Pan-European tests are needed in order to collect data from different European conditions and generalise the results to most typical driving conditions and traffic situations in urban and motorway traffic. The results also provide information on how to develop automated systems, infrastructure enhancement needs for automation, expected impacts of automation on the transport system, how the general public feels about automated driving after having hands-on experience on it. Overall, the aim is to provide with new and usable information on automated systems’ potential for the industry, decision makers and users.
After the piloting methodology was created, the work has been focussing on consolidating the methodology.

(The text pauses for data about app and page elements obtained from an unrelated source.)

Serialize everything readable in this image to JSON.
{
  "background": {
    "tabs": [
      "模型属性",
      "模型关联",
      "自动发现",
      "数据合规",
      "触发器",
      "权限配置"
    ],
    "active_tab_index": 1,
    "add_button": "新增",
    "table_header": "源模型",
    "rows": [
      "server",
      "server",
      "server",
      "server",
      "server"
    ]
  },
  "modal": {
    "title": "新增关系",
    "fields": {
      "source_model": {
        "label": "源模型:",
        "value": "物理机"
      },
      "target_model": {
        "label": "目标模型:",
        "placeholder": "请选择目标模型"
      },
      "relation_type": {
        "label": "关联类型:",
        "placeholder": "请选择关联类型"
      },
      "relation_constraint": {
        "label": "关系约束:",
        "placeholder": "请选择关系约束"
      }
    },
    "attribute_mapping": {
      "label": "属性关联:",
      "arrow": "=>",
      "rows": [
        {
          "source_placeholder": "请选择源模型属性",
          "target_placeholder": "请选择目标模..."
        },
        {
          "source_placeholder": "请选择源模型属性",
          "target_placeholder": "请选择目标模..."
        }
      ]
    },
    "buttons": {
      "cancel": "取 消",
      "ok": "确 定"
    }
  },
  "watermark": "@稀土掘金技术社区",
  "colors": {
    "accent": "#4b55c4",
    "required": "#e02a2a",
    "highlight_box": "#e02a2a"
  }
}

This has consisted of meetings and discussions with the test sites about carrying out pilots and observing the key principles of test design, especially the importance of having both baseline and treatment measurements in place across all the test sites. In parallel, test subjects were recruited, their training was planned and executed. 14 vehicle owners conducted pre-tests to assess the methodology and use feedback from the tests to make the needed enhancements. In this period, statistical data analysis was performed at a preliminary level by using pre-test data with the main purpose to validate the approach. Several aspects were addressed to improve the data processing schemes, ranging from the detection of driving scenarios to the use of the consolidated data base for objective and subjective data. Procedures for the data access and for granting confidentiality were implemented. From the obtained results, the performance of the whole tool chain was considered well in line with the planned objectives. The pilots are running and  delivering data from both the baseline and treatment conditions. Further processing allows to obtain derived measures, performance indicators and upload aggregated data in the consolidated data base.

Advanced evaluation methods are now in place for the different concepts under study, in particular technical operation, traffic, user acceptance as well as impacts on mobility, safety and the environment.
L3Pilot features the first large-scale holistic project on SAE L3 automated driving. The data acquisition is well under way and despite the Covid-19, the expected negative impacts are addressed with manageable delays in piloting.

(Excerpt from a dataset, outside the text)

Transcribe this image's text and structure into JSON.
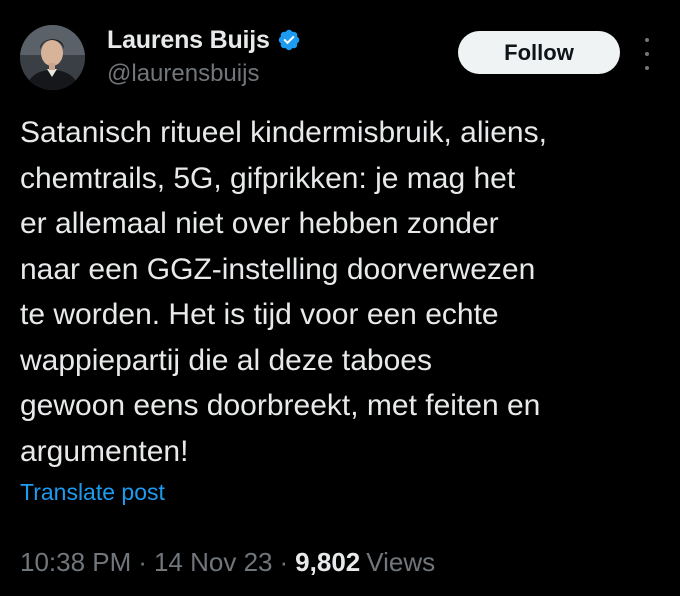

Consequently, we expect the project providing with new insights and results in several areas such as:

•   Technical functionality of automated driving systems on the SAE L3 level,

•   Automated vehicle-driver interaction,

•   Impacts on safety, efficiency and traffic flow,

•   First data-led guesses on socio-economic impacts,

•   Users’ attitudes and preferences on automated driving both from the test drivers and also globally through extensive surveys,

•   Creation of the main business scenarios for automated driving based on the European experts’ brain storming at dedicated workshops.

Furthermore, the on-going work on a Code of Practise will provide the automated driving community with tools and methods for developing automated systems. Methodology-wise, L3Pilot offers a tool-kit to prepare future road tests without starting from a clean sheet of paper and thus saving time and money in executing road tests. This includes also data management tools and procedures also taking into account the proprietary needs of vehicles owners and releasing public data for wider scientific use.
Figure: project structure and application